The difference frequency f1 -f2 may be measured much more quickly by means of a high frequency oscillator as time base. For example, a 5 MHz oscillator having a symmetrically square signal may be used as time base. Hence the measurement of f1 -f2 may be carried out with a relative accuracy of 2×10-7 in one second.
The stability requirements for this high frequency oscillator are low, since to correct the frequency of a low frequency resonator which has a parabolic coefficient of β=-4×10-8 to an accuracy of 2×10-7 in a temperature range of ±30° C. of the temperature inversion point, an accuracy of 0.5% is sufficient, since ##EQU4##
This means that an integrated oscillator of the RC type can be used.
A factor E in the frequency thereof also means a factor E for the value f1 -f2. This makes it possible by adaption of the high frequency oscillator to adapt the value of k.
FIG. 3 shows a block diagram of a circuit arrangement. From the first quartz oscillator Q1 the pulses reach an addition circuit AS and subsequently a frequency divider FT1, where the frequency is reduced to 1 Hz and from the output AUS it is supplied to a stepping motor. The pulses also arrive at a further frequency divider FT3 which, dependent upon the requirements on temperature correction, may be omitted, and finally to a beat frequency generator DFG, to which the pulses of the second quartz oscillator Q2 are supplied, via an appropriate frequency divider FT2, so that at a temperature T1 both frequencies are identical. The beat frequency generator DFG for measuring the difference frequency is controlled by an independent high frequency oscillator, in the present case an integrated RC circuit. The difference frequency is supplied to a correction circuit M which has a PROM in which the correction functions (k, P) are stored and subsequently to a logic circuit LS which controls the addition circuit AS in order selectively to suppress or add a pulse from time to time to effect a correction. After division to 1 Hz the pulses reach the output AUS.

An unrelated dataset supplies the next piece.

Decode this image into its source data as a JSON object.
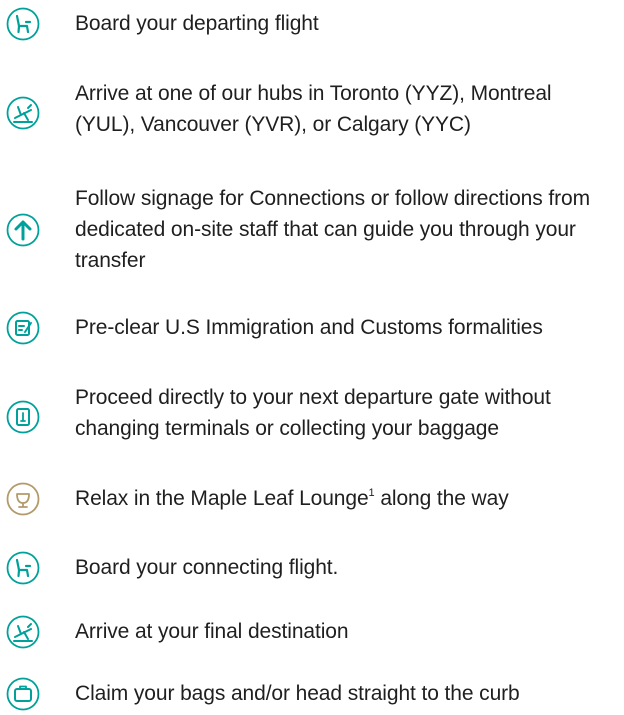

By varying the frequency of the RC oscillator it is possible to influence the value of k stored in the PROM and hence to carry out the corrections with a high resolution.
The high frequency oscillator does not have to be constantly in operation, but may moreover be intermittently switched on and off. Thus, the switching times are directed according to the frequency of the temperature fluctuations.
The present oscillator circuit described may be used advantageously wherever a high degree of accuracy and a favourable temperature behaviour is required, and where the volume is small. This applies, for example, to a wrist watch or a film camera.